Task item:
Repeat the whole listing exactly, leaving nothing out.
*** Opening of Data ***
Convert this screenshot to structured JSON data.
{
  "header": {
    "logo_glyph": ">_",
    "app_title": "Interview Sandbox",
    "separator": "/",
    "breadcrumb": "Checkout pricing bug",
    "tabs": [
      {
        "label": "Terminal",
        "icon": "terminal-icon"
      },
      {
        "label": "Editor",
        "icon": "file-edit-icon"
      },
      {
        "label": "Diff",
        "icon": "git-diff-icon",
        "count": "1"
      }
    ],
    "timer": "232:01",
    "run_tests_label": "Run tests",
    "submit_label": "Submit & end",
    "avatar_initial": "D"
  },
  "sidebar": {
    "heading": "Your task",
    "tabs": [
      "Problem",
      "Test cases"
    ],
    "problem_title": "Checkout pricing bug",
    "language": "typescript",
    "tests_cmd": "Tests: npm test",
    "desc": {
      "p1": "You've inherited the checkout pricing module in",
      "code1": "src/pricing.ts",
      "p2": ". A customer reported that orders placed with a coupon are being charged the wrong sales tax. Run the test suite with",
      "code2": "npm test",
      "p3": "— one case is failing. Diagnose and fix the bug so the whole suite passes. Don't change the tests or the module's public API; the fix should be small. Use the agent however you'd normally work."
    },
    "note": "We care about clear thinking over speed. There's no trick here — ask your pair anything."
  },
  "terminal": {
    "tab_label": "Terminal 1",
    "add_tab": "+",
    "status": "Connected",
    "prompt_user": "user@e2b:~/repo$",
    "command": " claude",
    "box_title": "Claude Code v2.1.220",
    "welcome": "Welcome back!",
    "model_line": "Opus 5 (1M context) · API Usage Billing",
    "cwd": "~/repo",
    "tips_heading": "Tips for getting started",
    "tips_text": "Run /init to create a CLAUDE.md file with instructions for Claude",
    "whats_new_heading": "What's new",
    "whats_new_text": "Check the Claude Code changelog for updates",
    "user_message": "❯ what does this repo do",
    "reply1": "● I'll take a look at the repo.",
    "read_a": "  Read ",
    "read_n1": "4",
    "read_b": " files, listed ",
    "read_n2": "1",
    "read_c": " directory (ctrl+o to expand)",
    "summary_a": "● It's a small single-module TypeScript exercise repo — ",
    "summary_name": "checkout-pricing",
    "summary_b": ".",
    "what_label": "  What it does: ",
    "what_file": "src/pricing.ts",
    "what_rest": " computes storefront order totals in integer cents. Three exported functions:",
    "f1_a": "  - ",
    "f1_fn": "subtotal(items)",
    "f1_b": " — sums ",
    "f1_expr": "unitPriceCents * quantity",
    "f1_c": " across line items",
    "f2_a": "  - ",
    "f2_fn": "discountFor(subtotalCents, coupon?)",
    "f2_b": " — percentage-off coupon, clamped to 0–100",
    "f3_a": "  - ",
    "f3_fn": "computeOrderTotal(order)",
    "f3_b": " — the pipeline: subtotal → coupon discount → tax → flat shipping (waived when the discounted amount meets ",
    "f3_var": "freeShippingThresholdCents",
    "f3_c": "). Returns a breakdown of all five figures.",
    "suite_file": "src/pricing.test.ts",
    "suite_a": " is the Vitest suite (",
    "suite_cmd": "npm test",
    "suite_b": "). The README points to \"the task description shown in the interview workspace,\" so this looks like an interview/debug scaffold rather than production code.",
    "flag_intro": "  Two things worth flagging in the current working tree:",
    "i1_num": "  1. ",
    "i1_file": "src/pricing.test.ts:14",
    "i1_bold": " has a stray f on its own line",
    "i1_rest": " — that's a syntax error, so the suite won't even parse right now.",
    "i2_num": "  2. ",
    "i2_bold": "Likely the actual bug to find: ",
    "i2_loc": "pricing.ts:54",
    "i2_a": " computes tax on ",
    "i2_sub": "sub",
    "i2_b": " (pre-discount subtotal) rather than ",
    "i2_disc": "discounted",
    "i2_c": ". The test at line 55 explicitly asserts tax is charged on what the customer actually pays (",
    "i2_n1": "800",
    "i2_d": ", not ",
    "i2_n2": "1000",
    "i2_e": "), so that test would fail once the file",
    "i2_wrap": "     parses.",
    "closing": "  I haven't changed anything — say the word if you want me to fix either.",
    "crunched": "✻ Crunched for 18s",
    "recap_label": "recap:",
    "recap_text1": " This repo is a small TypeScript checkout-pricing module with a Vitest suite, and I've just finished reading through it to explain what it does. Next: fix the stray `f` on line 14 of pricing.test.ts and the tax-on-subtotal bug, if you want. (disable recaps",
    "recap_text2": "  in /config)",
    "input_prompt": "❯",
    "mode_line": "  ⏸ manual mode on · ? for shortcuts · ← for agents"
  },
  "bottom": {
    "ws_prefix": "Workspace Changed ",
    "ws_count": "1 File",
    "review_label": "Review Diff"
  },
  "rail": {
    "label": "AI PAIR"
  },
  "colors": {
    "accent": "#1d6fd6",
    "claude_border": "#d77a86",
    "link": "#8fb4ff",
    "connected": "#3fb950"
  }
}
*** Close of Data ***
Solved exercise:
Convert this screenshot to structured JSON data.
{
  "header": {
    "logo_glyph": ">_",
    "app_title": "Interview Sandbox",
    "separator": "/",
    "breadcrumb": "Checkout pricing bug",
    "tabs": [
      {
        "label": "Terminal",
        "icon": "terminal-icon"
      },
      {
        "label": "Editor",
        "icon": "file-edit-icon"
      },
      {
        "label": "Diff",
        "icon": "git-diff-icon",
        "count": "1"
      }
    ],
    "timer": "232:01",
    "run_tests_label": "Run tests",
    "submit_label": "Submit & end",
    "avatar_initial": "D"
  },
  "sidebar": {
    "heading": "Your task",
    "tabs": [
      "Problem",
      "Test cases"
    ],
    "problem_title": "Checkout pricing bug",
    "language": "typescript",
    "tests_cmd": "Tests: npm test",
    "desc": {
      "p1": "You've inherited the checkout pricing module in",
      "code1": "src/pricing.ts",
      "p2": ". A customer reported that orders placed with a coupon are being charged the wrong sales tax. Run the test suite with",
      "code2": "npm test",
      "p3": "— one case is failing. Diagnose and fix the bug so the whole suite passes. Don't change the tests or the module's public API; the fix should be small. Use the agent however you'd normally work."
    },
    "note": "We care about clear thinking over speed. There's no trick here — ask your pair anything."
  },
  "terminal": {
    "tab_label": "Terminal 1",
    "add_tab": "+",
    "status": "Connected",
    "prompt_user": "user@e2b:~/repo$",
    "command": " claude",
    "box_title": "Claude Code v2.1.220",
    "welcome": "Welcome back!",
    "model_line": "Opus 5 (1M context) · API Usage Billing",
    "cwd": "~/repo",
    "tips_heading": "Tips for getting started",
    "tips_text": "Run /init to create a CLAUDE.md file with instructions for Claude",
    "whats_new_heading": "What's new",
    "whats_new_text": "Check the Claude Code changelog for updates",
    "user_message": "❯ what does this repo do",
    "reply1": "● I'll take a look at the repo.",
    "read_a": "  Read ",
    "read_n1": "4",
    "read_b": " files, listed ",
    "read_n2": "1",
    "read_c": " directory (ctrl+o to expand)",
    "summary_a": "● It's a small single-module TypeScript exercise repo — ",
    "summary_name": "checkout-pricing",
    "summary_b": ".",
    "what_label": "  What it does: ",
    "what_file": "src/pricing.ts",
    "what_rest": " computes storefront order totals in integer cents. Three exported functions:",
    "f1_a": "  - ",
    "f1_fn": "subtotal(items)",
    "f1_b": " — sums ",
    "f1_expr": "unitPriceCents * quantity",
    "f1_c": " across line items",
    "f2_a": "  - ",
    "f2_fn": "discountFor(subtotalCents, coupon?)",
    "f2_b": " — percentage-off coupon, clamped to 0–100",
    "f3_a": "  - ",
    "f3_fn": "computeOrderTotal(order)",
    "f3_b": " — the pipeline: subtotal → coupon discount → tax → flat shipping (waived when the discounted amount meets ",
    "f3_var": "freeShippingThresholdCents",
    "f3_c": "). Returns a breakdown of all five figures.",
    "suite_file": "src/pricing.test.ts",
    "suite_a": " is the Vitest suite (",
    "suite_cmd": "npm test",
    "suite_b": "). The README points to \"the task description shown in the interview workspace,\" so this looks like an interview/debug scaffold rather than production code.",
    "flag_intro": "  Two things worth flagging in the current working tree:",
    "i1_num": "  1. ",
    "i1_file": "src/pricing.test.ts:14",
    "i1_bold": " has a stray f on its own line",
    "i1_rest": " — that's a syntax error, so the suite won't even parse right now.",
    "i2_num": "  2. ",
    "i2_bold": "Likely the actual bug to find: ",
    "i2_loc": "pricing.ts:54",
    "i2_a": " computes tax on ",
    "i2_sub": "sub",
    "i2_b": " (pre-discount subtotal) rather than ",
    "i2_disc": "discounted",
    "i2_c": ". The test at line 55 explicitly asserts tax is charged on what the customer actually pays (",
    "i2_n1": "800",
    "i2_d": ", not ",
    "i2_n2": "1000",
    "i2_e": "), so that test would fail once the file",
    "i2_wrap": "     parses.",
    "closing": "  I haven't changed anything — say the word if you want me to fix either.",
    "crunched": "✻ Crunched for 18s",
    "recap_label": "recap:",
    "recap_text1": " This repo is a small TypeScript checkout-pricing module with a Vitest suite, and I've just finished reading through it to explain what it does. Next: fix the stray `f` on line 14 of pricing.test.ts and the tax-on-subtotal bug, if you want. (disable recaps",
    "recap_text2": "  in /config)",
    "input_prompt": "❯",
    "mode_line": "  ⏸ manual mode on · ? for shortcuts · ← for agents"
  },
  "bottom": {
    "ws_prefix": "Workspace Changed ",
    "ws_count": "1 File",
    "review_label": "Review Diff"
  },
  "rail": {
    "label": "AI PAIR"
  },
  "colors": {
    "accent": "#1d6fd6",
    "claude_border": "#d77a86",
    "link": "#8fb4ff",
    "connected": "#3fb950"
  }
}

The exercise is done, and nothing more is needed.